(Web page and app entries)
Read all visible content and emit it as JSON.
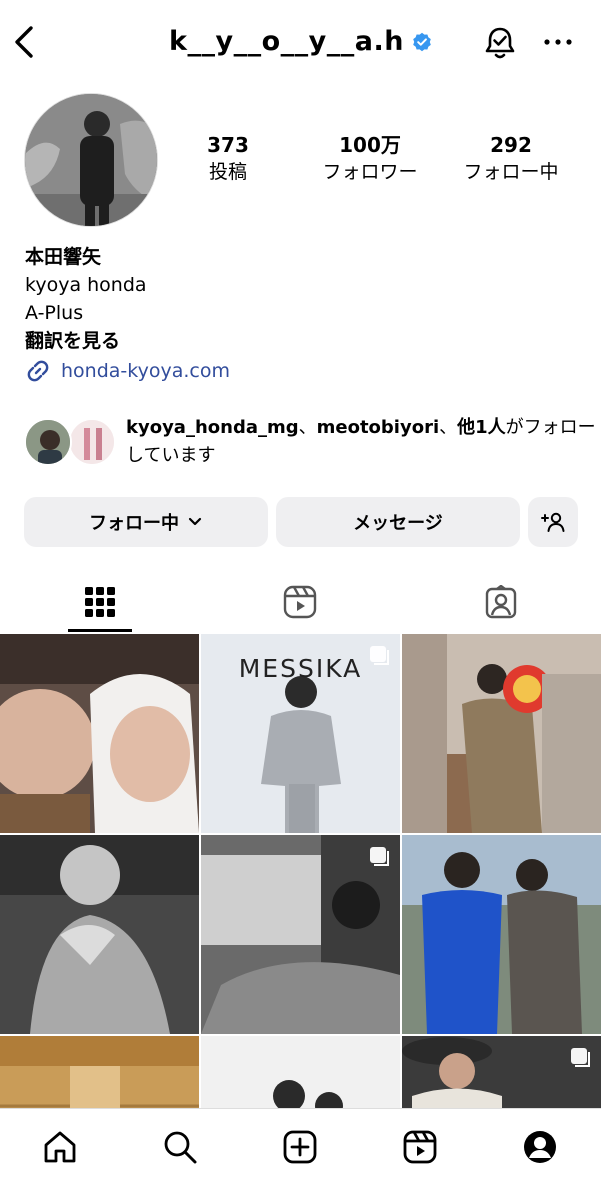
{
  "header": {
    "username": "k__y__o__y__a.h"
  },
  "stats": {
    "posts_count": "373",
    "posts_label": "投稿",
    "followers_count": "100万",
    "followers_label": "フォロワー",
    "following_count": "292",
    "following_label": "フォロー中"
  },
  "bio": {
    "name": "本田響矢",
    "line1": "kyoya honda",
    "line2": "A-Plus",
    "translate": "翻訳を見る",
    "link": "honda-kyoya.com"
  },
  "mutual": {
    "user1": "kyoya_honda_mg",
    "sep1": "、",
    "user2": "meotobiyori",
    "sep2": "、",
    "others": "他1人",
    "suffix": "がフォローしています"
  },
  "actions": {
    "following_label": "フォロー中",
    "message_label": "メッセージ"
  },
  "posts": {
    "messika_text": "MESSIKA"
  },
  "colors": {
    "verified": "#3797f0",
    "link": "#324d9c",
    "button_bg": "#efeff1"
  }
}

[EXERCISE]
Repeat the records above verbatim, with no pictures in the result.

[ANSWER TO THE EXERCISE]
Read all visible content and emit it as JSON.
{
  "header": {
    "username": "k__y__o__y__a.h"
  },
  "stats": {
    "posts_count": "373",
    "posts_label": "投稿",
    "followers_count": "100万",
    "followers_label": "フォロワー",
    "following_count": "292",
    "following_label": "フォロー中"
  },
  "bio": {
    "name": "本田響矢",
    "line1": "kyoya honda",
    "line2": "A-Plus",
    "translate": "翻訳を見る",
    "link": "honda-kyoya.com"
  },
  "mutual": {
    "user1": "kyoya_honda_mg",
    "sep1": "、",
    "user2": "meotobiyori",
    "sep2": "、",
    "others": "他1人",
    "suffix": "がフォローしています"
  },
  "actions": {
    "following_label": "フォロー中",
    "message_label": "メッセージ"
  },
  "posts": {
    "messika_text": "MESSIKA"
  },
  "colors": {
    "verified": "#3797f0",
    "link": "#324d9c",
    "button_bg": "#efeff1"
  }
}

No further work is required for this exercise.